Bloomington wants the owner, Juan Carlos Carrasquel, to sell his building so that the footprint of a planned replacement parking garage can extend the full block from 4th Street down to 3rd Street. Drawn out during Monday morning’s testimony was the city’s offer to  Carrasquel of $587,500 for the building. He purchased the building for $500,000 in spring of 2018.

The central legal issue in the case is whether the planned ground-floor retail space in the garage disqualifies it from the public purpose that a taking through eminent domain requires.

No bench ruling was made by judge Holly Harvey when the hearing concluded in Monroe’s circuit court at the Charlotte Zietlow Justice Center in downtown Bloomington.

Harvey did set a couple of deadlines. The first one is Oct. 18, for Carrasquel’s attorneys to file a reply to the memo filed last Friday by the city’s legal team.
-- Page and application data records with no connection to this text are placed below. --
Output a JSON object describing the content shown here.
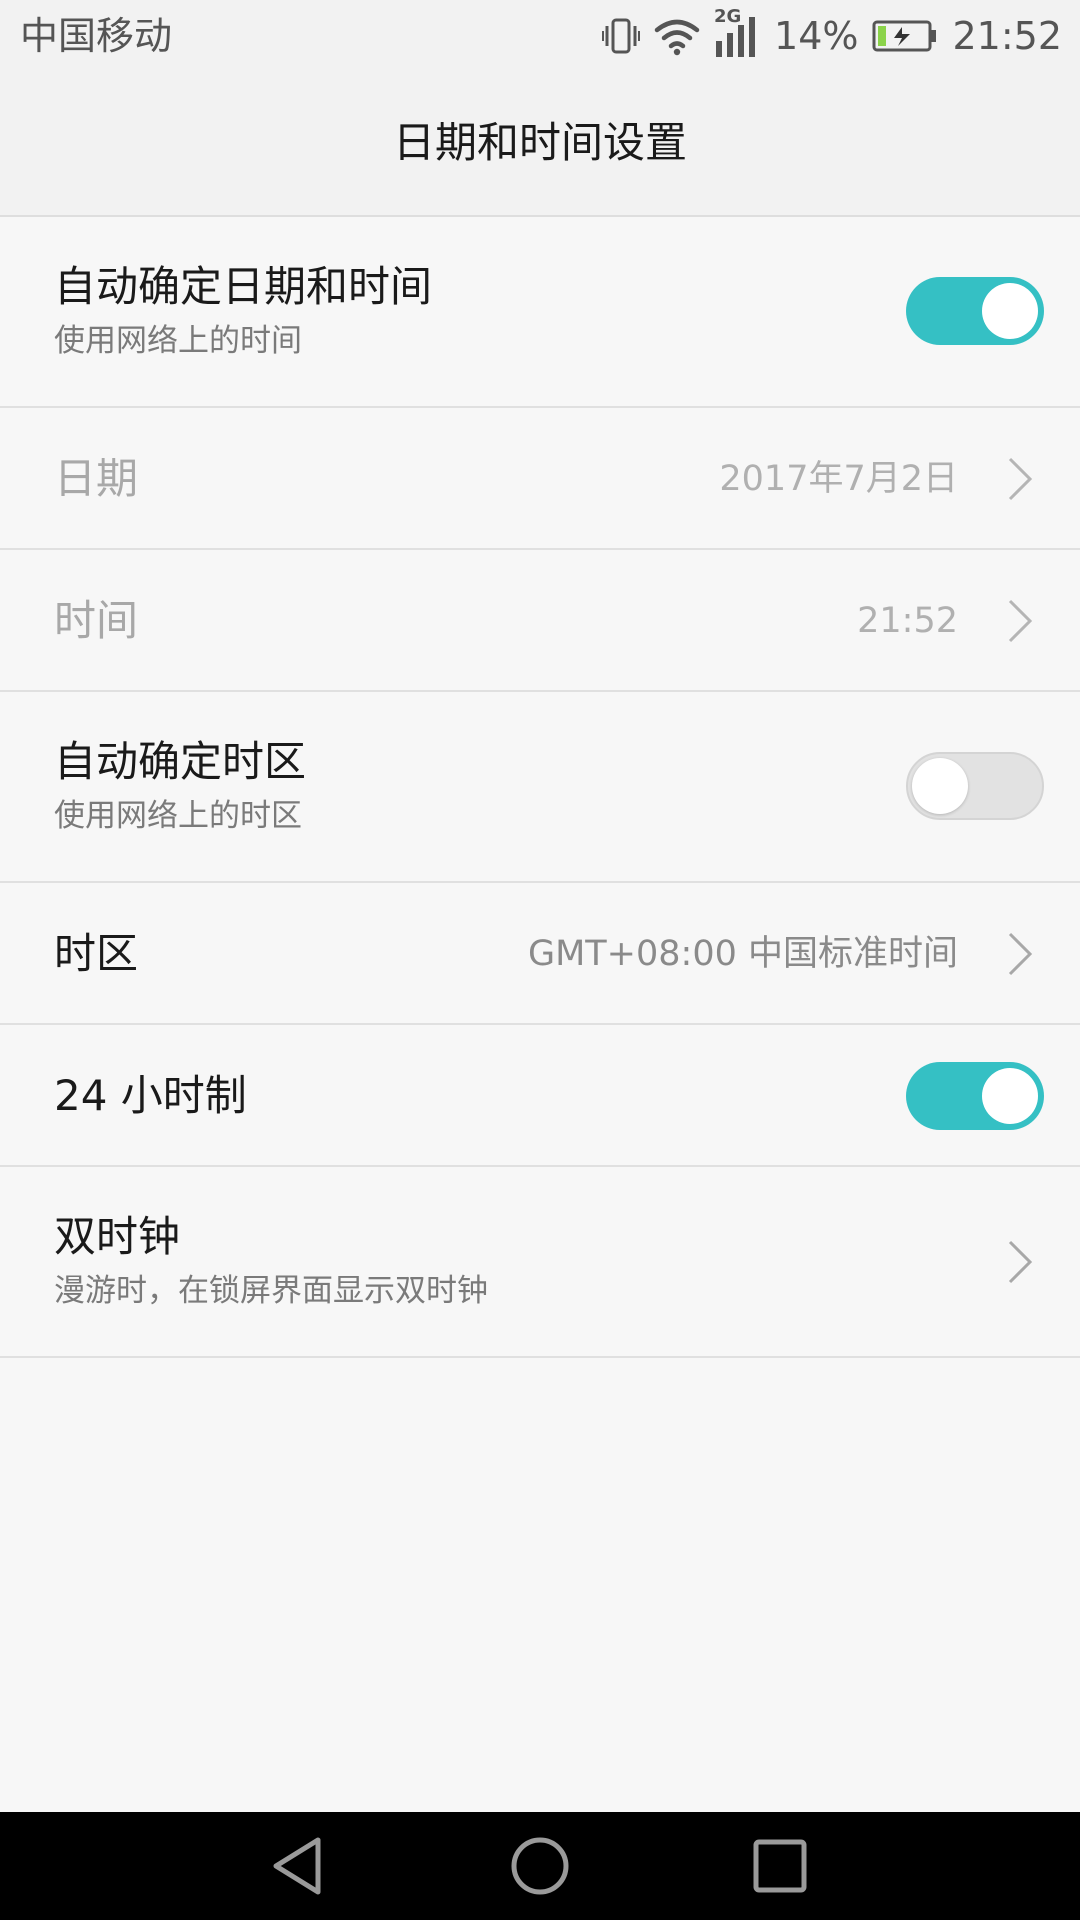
{
  "status_bar": {
    "carrier": "中国移动",
    "network_type": "2G",
    "battery_percent": "14%",
    "time": "21:52",
    "icons": [
      "vibrate-icon",
      "wifi-icon",
      "cellular-signal-icon",
      "battery-charging-icon"
    ]
  },
  "header": {
    "title": "日期和时间设置"
  },
  "settings": {
    "auto_datetime": {
      "title": "自动确定日期和时间",
      "subtitle": "使用网络上的时间",
      "enabled": true
    },
    "date": {
      "title": "日期",
      "value": "2017年7月2日"
    },
    "time": {
      "title": "时间",
      "value": "21:52"
    },
    "auto_timezone": {
      "title": "自动确定时区",
      "subtitle": "使用网络上的时区",
      "enabled": false
    },
    "timezone": {
      "title": "时区",
      "value": "GMT+08:00 中国标准时间"
    },
    "hour24": {
      "title": "24 小时制",
      "enabled": true
    },
    "dual_clock": {
      "title": "双时钟",
      "subtitle": "漫游时，在锁屏界面显示双时钟"
    }
  },
  "colors": {
    "accent": "#35c0c4",
    "toggle_off": "#e2e2e2",
    "background": "#f7f7f7",
    "nav_bar": "#000000"
  },
  "nav": {
    "icons": [
      "back-icon",
      "home-icon",
      "recents-icon"
    ]
  }
}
The deadline for the two sides to file a proposed set of findings and an order is Oct. 25.

Those deadlines mean a ruling might not come before Nov. 4, when the city’s plan commission is next scheduled to consider the proposed site plan for the replacement garage. The plan commission’s agenda for Monday, Oct. 7 shows the site plan as continued until Nov. 4. If there’s not a ruling by then, in the city’s favor, consideration of the site plan can be expected to be continued another month.
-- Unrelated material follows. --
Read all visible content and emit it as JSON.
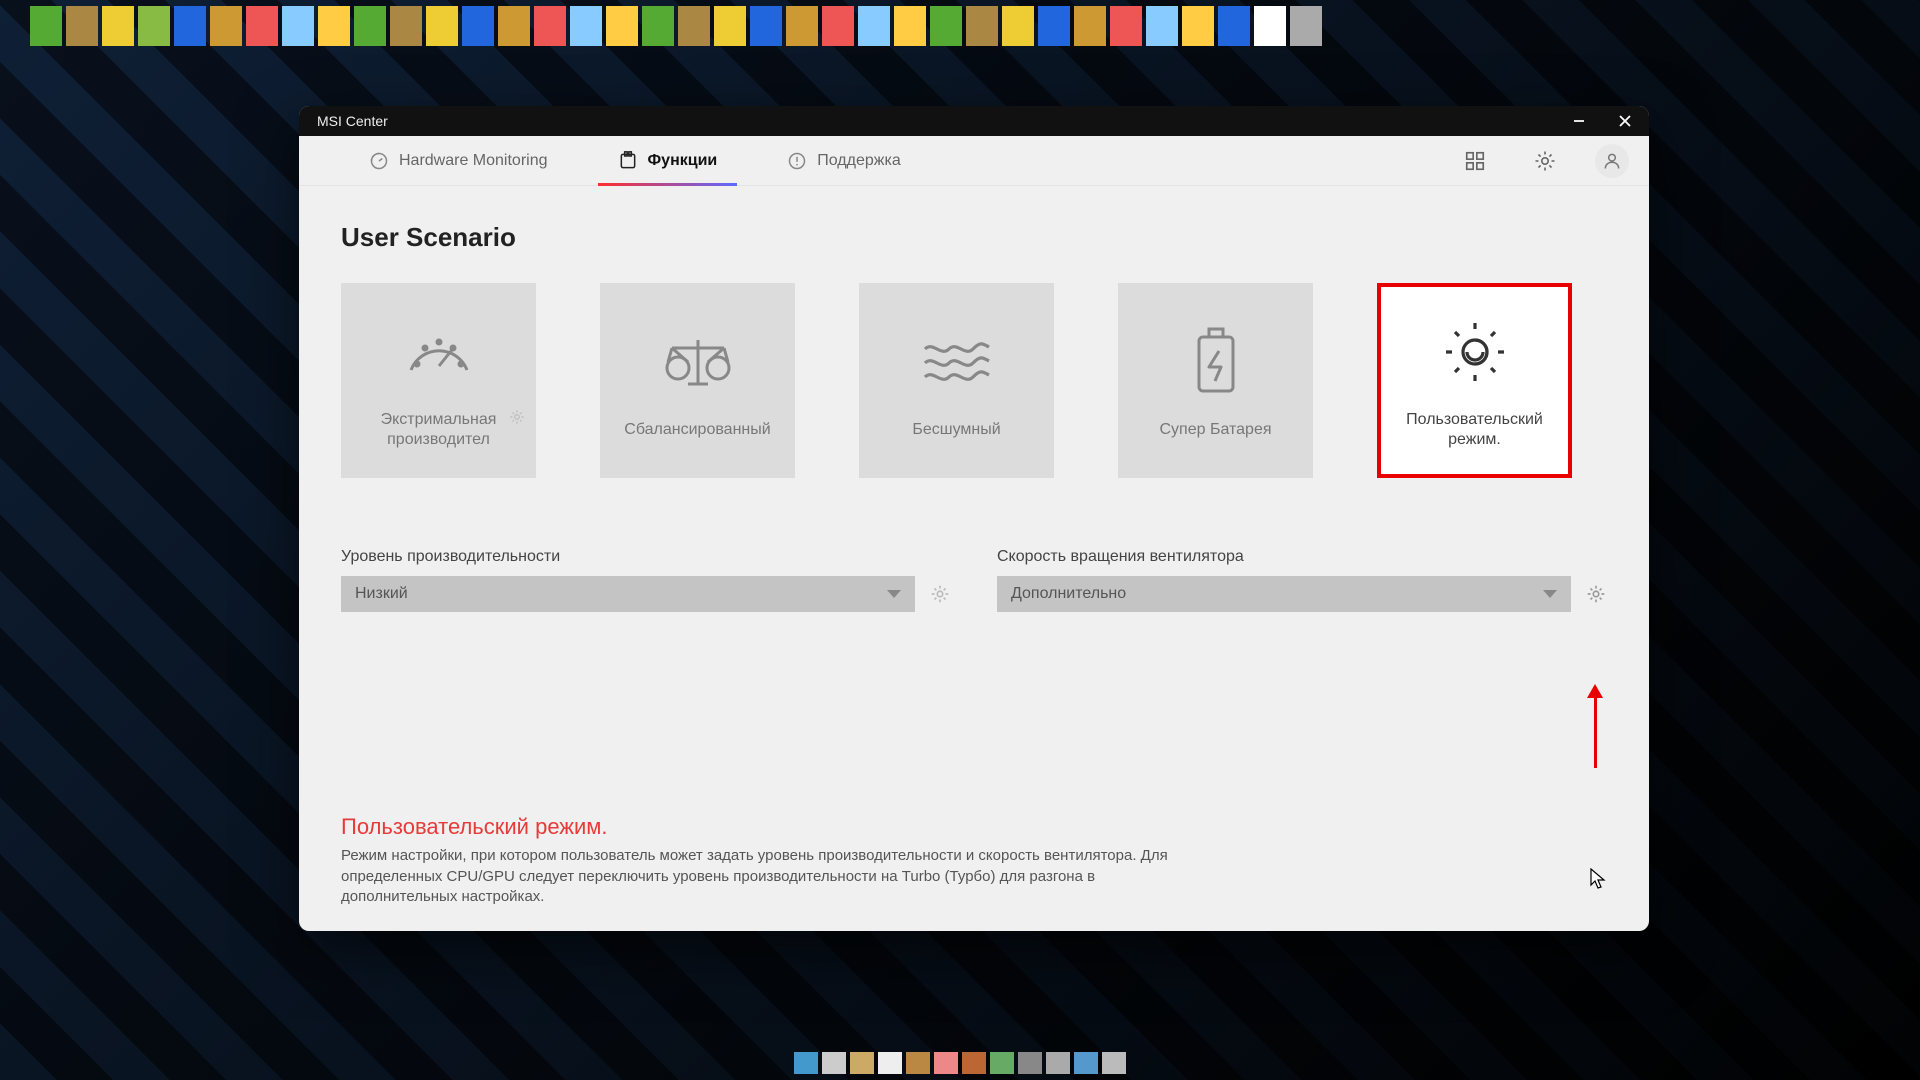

The site plan, which was initially heard by the city planning commission at its July 8 meeting, includes a six-story structure, with 511 parking spaces and roughly 11,800 square feet of non-garage space on the ground floor. Continue reading “Arguments heard in court on Bloomington’s attempt to take land to replace 4th Street parking garage”
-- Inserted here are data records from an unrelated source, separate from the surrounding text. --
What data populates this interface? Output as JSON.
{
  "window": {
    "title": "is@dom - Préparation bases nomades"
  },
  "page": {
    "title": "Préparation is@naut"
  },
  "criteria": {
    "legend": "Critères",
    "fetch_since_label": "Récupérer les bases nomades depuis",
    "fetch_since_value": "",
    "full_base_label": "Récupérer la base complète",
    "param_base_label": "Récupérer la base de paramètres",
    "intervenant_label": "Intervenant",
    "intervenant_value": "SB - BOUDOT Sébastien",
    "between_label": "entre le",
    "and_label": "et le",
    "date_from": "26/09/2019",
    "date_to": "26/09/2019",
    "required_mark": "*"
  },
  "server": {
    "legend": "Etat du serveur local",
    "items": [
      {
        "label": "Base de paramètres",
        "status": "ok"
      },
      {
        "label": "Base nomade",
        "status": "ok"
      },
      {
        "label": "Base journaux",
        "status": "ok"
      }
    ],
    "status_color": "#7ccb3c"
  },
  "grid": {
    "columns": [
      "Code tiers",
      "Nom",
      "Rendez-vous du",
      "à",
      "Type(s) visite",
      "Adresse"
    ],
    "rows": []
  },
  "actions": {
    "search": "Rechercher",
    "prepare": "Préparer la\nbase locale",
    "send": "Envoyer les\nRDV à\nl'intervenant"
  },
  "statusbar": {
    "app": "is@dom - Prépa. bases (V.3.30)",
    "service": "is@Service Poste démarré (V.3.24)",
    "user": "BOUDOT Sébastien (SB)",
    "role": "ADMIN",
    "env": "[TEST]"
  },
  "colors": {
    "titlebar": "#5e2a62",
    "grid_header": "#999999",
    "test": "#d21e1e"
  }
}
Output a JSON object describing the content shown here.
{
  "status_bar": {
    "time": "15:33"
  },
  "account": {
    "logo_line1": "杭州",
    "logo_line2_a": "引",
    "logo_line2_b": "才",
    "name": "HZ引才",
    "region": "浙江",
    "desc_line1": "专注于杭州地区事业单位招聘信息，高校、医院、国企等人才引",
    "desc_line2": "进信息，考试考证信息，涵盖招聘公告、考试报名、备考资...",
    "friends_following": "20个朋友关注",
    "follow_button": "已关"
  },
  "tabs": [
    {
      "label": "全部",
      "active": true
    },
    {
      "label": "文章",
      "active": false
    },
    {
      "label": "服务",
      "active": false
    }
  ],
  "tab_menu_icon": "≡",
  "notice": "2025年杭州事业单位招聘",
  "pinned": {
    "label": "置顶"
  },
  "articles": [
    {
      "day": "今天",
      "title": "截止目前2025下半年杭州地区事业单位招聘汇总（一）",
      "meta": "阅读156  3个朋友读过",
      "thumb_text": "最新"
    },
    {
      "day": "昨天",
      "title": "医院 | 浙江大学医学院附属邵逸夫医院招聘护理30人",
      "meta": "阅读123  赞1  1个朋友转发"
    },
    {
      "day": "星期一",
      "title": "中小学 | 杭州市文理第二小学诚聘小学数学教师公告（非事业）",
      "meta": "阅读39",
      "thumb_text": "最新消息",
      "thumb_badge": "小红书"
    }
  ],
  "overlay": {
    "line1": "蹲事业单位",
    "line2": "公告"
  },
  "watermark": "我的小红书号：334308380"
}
Bloomington’s parking commission counts new neighborhood permit rules as initial success, mulls more policy tweaks

Policies on the temporary storage of vehicles inside Bloomington’s city limits, aka “parking,” are key to retaining residents and businesses downtown, as well as the success of cultural events downtown, like this past weekend’s Lotus Festival. Parking as a policy issue reaches into the leafy neighborhoods, outside of downtown.

Late last year and earlier this spring, business owners raised the specter of relocating out of downtown, if their employee parking would be contingent on a quarterly engineering inspection of a repaired 4th Street structure. That led to the reversal of the city council’s initial decision to repair, not rebuild, the 4th Street parking garage. Demolition of the structure started in earnest his past week.

Part of what makes Lotus Festival possible is the reservation of hundreds of parking spaces with bright orange signs marking each space, indicating when motorists are not allowed to park there. They cost $20 apiece plus $10 for administration.

Street parking in the area north of downtown roughly bounded by Walnut and Woodlawn and by 17th and 13th has, since Aug. 15, required a residential neighborhood parking permit. The newly defined Zone 6, has round-the-clock enforcement from Thursday through Sunday.

It’s the city’s parking commission that has purview over these kinds of parking issues. The commission’s meetings are open to the public, like those of all boards and commissions.

The bright orange reserved parking signs got some brief discussion at last Thursday’s meeting, as did the early feedback on Zone 6 and other neighborhood parking permit areas that had their rules tweaked starting Aug. 15. Commissioners heard enough positive feedback that the changes are considered a success.

Its meeting last Thursday was the first one  for the parking commission since June, after its regular sessions in July and August were cancelled due to lack of a quorum.

Difficulty in achieving a quorum is related to one of the topics for future discussion identified by parking commissioners on Thursday. Scott Robinson, who’s assistant director for the city’s transportation and planning department, suggested the combination of three transportation-related commissions: parking, traffic, and bicycle and pedestrian safety.

Here’s a round-up of parking commission meeting topics, other issues commissioners might be tackling, and some other parking-related talk The Beacon has heard at other public meetings. Continue reading “Bloomington’s parking commission counts new neighborhood permit rules as initial success, mulls more policy tweaks”